REQUIREMENT:
Below this task are records; return each one exactly and omit its images.
'''
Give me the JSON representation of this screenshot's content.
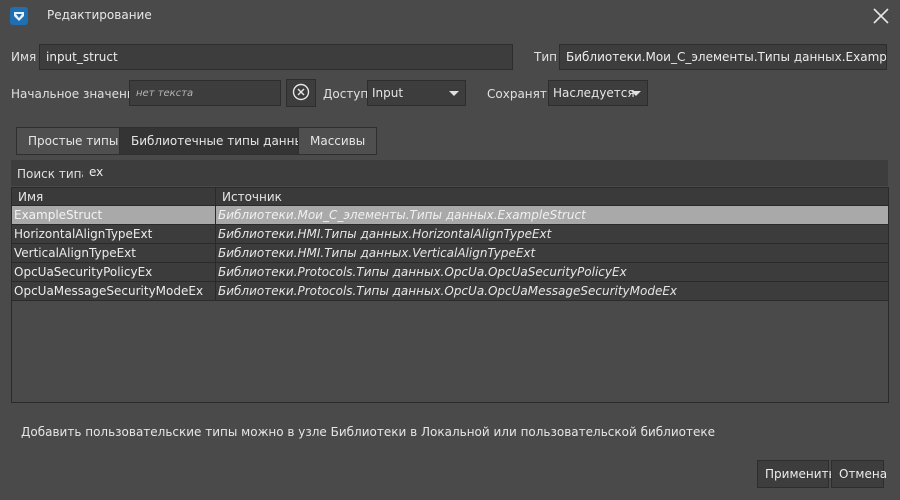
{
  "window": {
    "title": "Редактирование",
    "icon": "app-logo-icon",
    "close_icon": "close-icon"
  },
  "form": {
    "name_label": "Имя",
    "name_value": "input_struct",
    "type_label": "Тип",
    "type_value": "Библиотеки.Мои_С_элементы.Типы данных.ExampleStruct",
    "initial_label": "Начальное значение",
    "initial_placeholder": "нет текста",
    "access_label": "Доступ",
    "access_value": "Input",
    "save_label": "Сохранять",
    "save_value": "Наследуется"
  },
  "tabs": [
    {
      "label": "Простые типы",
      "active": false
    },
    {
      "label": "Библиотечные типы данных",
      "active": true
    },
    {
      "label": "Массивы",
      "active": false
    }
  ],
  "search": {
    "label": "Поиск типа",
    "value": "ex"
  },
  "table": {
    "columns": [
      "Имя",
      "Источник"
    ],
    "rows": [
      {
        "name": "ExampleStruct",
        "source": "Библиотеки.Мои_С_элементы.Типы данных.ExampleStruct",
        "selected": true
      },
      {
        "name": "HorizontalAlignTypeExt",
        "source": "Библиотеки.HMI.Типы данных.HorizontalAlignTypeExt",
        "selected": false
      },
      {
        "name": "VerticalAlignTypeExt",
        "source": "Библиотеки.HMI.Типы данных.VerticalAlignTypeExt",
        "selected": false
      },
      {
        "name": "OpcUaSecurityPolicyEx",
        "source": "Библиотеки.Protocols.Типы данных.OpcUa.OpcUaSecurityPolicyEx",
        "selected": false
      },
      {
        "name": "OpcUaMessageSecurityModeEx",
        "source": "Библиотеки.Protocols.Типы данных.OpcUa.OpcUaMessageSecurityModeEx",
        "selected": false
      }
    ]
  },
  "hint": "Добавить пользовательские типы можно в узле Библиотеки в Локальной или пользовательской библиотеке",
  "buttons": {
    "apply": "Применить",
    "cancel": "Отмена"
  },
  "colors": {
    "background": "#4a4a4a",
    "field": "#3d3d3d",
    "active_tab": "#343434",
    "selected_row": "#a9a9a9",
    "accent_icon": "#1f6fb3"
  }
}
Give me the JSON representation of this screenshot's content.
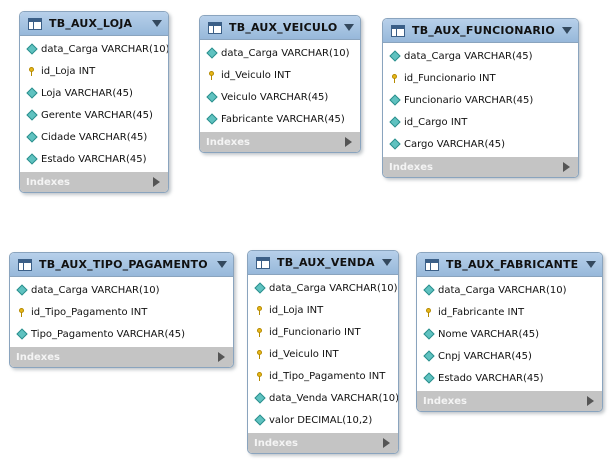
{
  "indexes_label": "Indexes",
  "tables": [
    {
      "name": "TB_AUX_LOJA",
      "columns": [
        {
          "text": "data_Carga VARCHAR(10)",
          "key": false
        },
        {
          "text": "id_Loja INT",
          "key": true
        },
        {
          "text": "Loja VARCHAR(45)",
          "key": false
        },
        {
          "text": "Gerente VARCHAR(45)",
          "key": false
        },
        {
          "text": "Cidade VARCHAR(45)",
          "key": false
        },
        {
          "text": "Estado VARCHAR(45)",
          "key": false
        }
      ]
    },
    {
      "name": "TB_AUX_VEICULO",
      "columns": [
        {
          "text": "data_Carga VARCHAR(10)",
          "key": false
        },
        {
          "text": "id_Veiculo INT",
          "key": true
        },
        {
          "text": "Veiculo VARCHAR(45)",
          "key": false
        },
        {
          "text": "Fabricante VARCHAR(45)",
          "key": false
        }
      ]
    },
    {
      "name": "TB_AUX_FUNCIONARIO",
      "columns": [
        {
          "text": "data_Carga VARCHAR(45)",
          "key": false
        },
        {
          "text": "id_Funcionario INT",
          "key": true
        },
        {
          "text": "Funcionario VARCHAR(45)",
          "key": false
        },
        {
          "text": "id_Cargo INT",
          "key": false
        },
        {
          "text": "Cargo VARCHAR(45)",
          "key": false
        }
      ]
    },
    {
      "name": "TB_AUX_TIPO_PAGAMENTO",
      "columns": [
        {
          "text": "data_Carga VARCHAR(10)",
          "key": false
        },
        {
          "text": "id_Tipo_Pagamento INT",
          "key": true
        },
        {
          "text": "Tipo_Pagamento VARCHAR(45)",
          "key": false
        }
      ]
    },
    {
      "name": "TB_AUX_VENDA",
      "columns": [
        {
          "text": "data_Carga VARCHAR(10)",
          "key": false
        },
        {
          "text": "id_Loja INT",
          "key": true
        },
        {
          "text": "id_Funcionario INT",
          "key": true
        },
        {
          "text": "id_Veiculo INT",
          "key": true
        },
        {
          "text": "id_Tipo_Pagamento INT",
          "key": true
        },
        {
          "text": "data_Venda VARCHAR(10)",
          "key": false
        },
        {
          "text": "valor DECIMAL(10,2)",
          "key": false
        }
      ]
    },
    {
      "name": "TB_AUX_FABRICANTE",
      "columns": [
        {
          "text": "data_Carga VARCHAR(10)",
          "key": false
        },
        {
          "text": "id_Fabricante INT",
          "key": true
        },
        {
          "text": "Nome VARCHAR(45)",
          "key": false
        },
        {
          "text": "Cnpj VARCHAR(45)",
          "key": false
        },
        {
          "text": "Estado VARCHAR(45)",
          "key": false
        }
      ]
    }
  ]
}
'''
EXERCISE RESPONSE:
Give me the JSON representation of this screenshot's content.
{
  "window": {
    "title": "Редактирование",
    "icon": "app-logo-icon",
    "close_icon": "close-icon"
  },
  "form": {
    "name_label": "Имя",
    "name_value": "input_struct",
    "type_label": "Тип",
    "type_value": "Библиотеки.Мои_С_элементы.Типы данных.ExampleStruct",
    "initial_label": "Начальное значение",
    "initial_placeholder": "нет текста",
    "access_label": "Доступ",
    "access_value": "Input",
    "save_label": "Сохранять",
    "save_value": "Наследуется"
  },
  "tabs": [
    {
      "label": "Простые типы",
      "active": false
    },
    {
      "label": "Библиотечные типы данных",
      "active": true
    },
    {
      "label": "Массивы",
      "active": false
    }
  ],
  "search": {
    "label": "Поиск типа",
    "value": "ex"
  },
  "table": {
    "columns": [
      "Имя",
      "Источник"
    ],
    "rows": [
      {
        "name": "ExampleStruct",
        "source": "Библиотеки.Мои_С_элементы.Типы данных.ExampleStruct",
        "selected": true
      },
      {
        "name": "HorizontalAlignTypeExt",
        "source": "Библиотеки.HMI.Типы данных.HorizontalAlignTypeExt",
        "selected": false
      },
      {
        "name": "VerticalAlignTypeExt",
        "source": "Библиотеки.HMI.Типы данных.VerticalAlignTypeExt",
        "selected": false
      },
      {
        "name": "OpcUaSecurityPolicyEx",
        "source": "Библиотеки.Protocols.Типы данных.OpcUa.OpcUaSecurityPolicyEx",
        "selected": false
      },
      {
        "name": "OpcUaMessageSecurityModeEx",
        "source": "Библиотеки.Protocols.Типы данных.OpcUa.OpcUaMessageSecurityModeEx",
        "selected": false
      }
    ]
  },
  "hint": "Добавить пользовательские типы можно в узле Библиотеки в Локальной или пользовательской библиотеке",
  "buttons": {
    "apply": "Применить",
    "cancel": "Отмена"
  },
  "colors": {
    "background": "#4a4a4a",
    "field": "#3d3d3d",
    "active_tab": "#343434",
    "selected_row": "#a9a9a9",
    "accent_icon": "#1f6fb3"
  }
}
Give me the JSON representation of this screenshot's content.
{
  "indexes_label": "Indexes",
  "tables": [
    {
      "name": "TB_AUX_LOJA",
      "columns": [
        {
          "text": "data_Carga VARCHAR(10)",
          "key": false
        },
        {
          "text": "id_Loja INT",
          "key": true
        },
        {
          "text": "Loja VARCHAR(45)",
          "key": false
        },
        {
          "text": "Gerente VARCHAR(45)",
          "key": false
        },
        {
          "text": "Cidade VARCHAR(45)",
          "key": false
        },
        {
          "text": "Estado VARCHAR(45)",
          "key": false
        }
      ]
    },
    {
      "name": "TB_AUX_VEICULO",
      "columns": [
        {
          "text": "data_Carga VARCHAR(10)",
          "key": false
        },
        {
          "text": "id_Veiculo INT",
          "key": true
        },
        {
          "text": "Veiculo VARCHAR(45)",
          "key": false
        },
        {
          "text": "Fabricante VARCHAR(45)",
          "key": false
        }
      ]
    },
    {
      "name": "TB_AUX_FUNCIONARIO",
      "columns": [
        {
          "text": "data_Carga VARCHAR(45)",
          "key": false
        },
        {
          "text": "id_Funcionario INT",
          "key": true
        },
        {
          "text": "Funcionario VARCHAR(45)",
          "key": false
        },
        {
          "text": "id_Cargo INT",
          "key": false
        },
        {
          "text": "Cargo VARCHAR(45)",
          "key": false
        }
      ]
    },
    {
      "name": "TB_AUX_TIPO_PAGAMENTO",
      "columns": [
        {
          "text": "data_Carga VARCHAR(10)",
          "key": false
        },
        {
          "text": "id_Tipo_Pagamento INT",
          "key": true
        },
        {
          "text": "Tipo_Pagamento VARCHAR(45)",
          "key": false
        }
      ]
    },
    {
      "name": "TB_AUX_VENDA",
      "columns": [
        {
          "text": "data_Carga VARCHAR(10)",
          "key": false
        },
        {
          "text": "id_Loja INT",
          "key": true
        },
        {
          "text": "id_Funcionario INT",
          "key": true
        },
        {
          "text": "id_Veiculo INT",
          "key": true
        },
        {
          "text": "id_Tipo_Pagamento INT",
          "key": true
        },
        {
          "text": "data_Venda VARCHAR(10)",
          "key": false
        },
        {
          "text": "valor DECIMAL(10,2)",
          "key": false
        }
      ]
    },
    {
      "name": "TB_AUX_FABRICANTE",
      "columns": [
        {
          "text": "data_Carga VARCHAR(10)",
          "key": false
        },
        {
          "text": "id_Fabricante INT",
          "key": true
        },
        {
          "text": "Nome VARCHAR(45)",
          "key": false
        },
        {
          "text": "Cnpj VARCHAR(45)",
          "key": false
        },
        {
          "text": "Estado VARCHAR(45)",
          "key": false
        }
      ]
    }
  ]
}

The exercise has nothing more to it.